§ **Description of the task**:
Using the string "FESTIVAL" as the key, pull each matching line out of the records below.

§ **Listed records**:

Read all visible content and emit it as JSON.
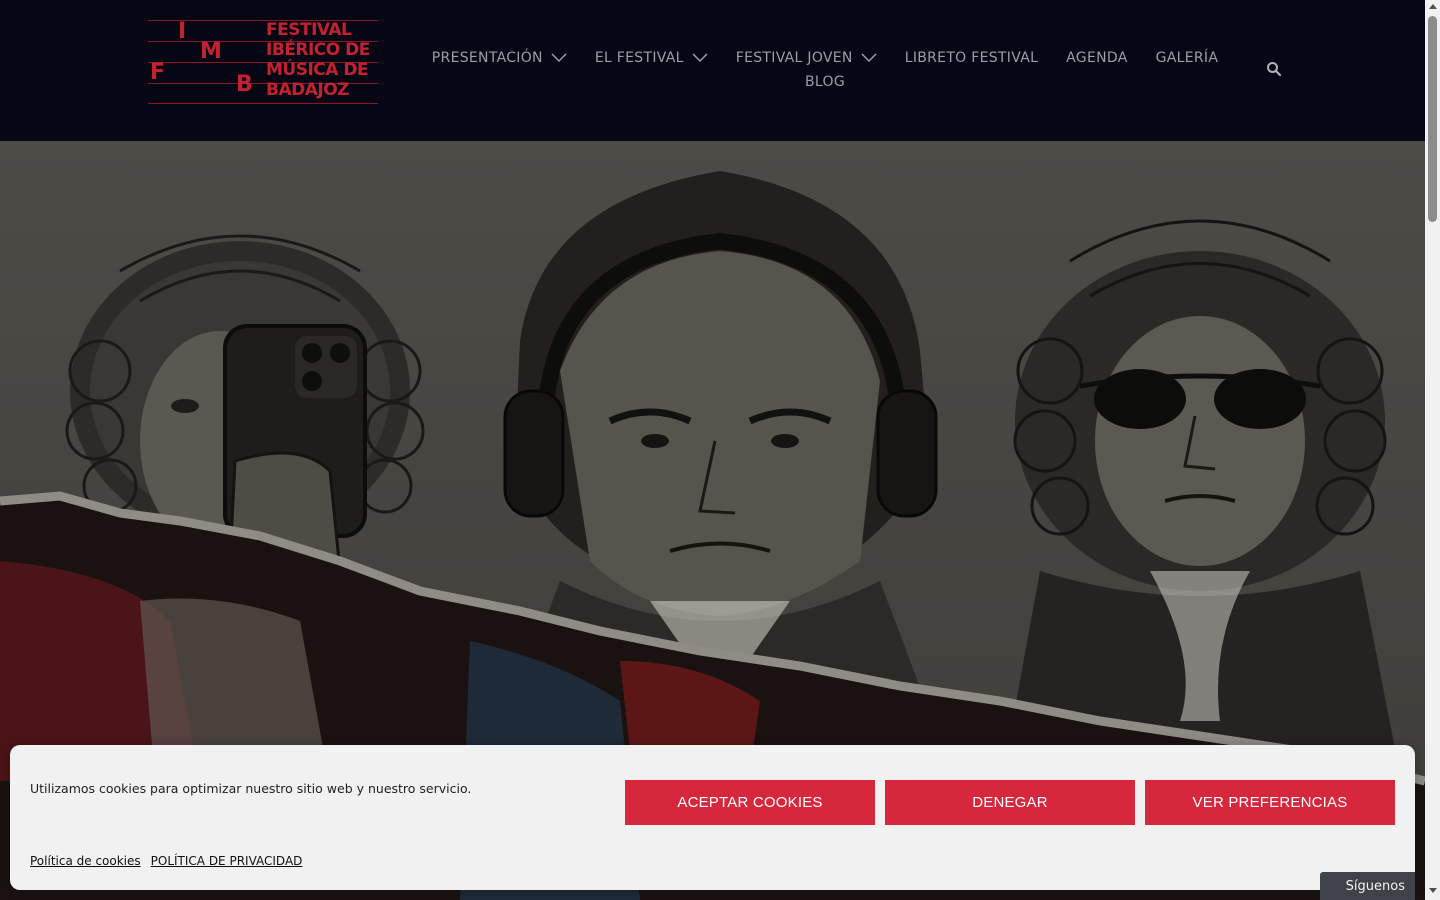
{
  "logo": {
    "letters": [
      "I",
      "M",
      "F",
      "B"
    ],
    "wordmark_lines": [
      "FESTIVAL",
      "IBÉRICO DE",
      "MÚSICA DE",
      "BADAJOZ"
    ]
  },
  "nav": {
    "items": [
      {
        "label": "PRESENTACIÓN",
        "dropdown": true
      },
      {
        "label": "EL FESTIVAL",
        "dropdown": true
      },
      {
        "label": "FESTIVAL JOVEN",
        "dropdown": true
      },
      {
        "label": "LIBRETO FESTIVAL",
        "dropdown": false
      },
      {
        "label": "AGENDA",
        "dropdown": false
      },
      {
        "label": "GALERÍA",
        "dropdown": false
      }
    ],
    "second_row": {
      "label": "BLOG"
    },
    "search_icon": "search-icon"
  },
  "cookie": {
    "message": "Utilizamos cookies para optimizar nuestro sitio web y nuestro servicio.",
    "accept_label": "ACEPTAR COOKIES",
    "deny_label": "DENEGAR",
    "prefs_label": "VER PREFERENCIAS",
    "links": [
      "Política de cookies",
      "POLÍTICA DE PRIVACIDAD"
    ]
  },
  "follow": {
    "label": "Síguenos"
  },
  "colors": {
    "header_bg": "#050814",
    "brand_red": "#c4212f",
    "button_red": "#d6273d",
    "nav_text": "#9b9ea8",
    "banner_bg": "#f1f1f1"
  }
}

§ **Solution to this task**:
      "FESTIVAL",
        "label": "EL FESTIVAL",
        "label": "FESTIVAL JOVEN",
        "label": "LIBRETO FESTIVAL",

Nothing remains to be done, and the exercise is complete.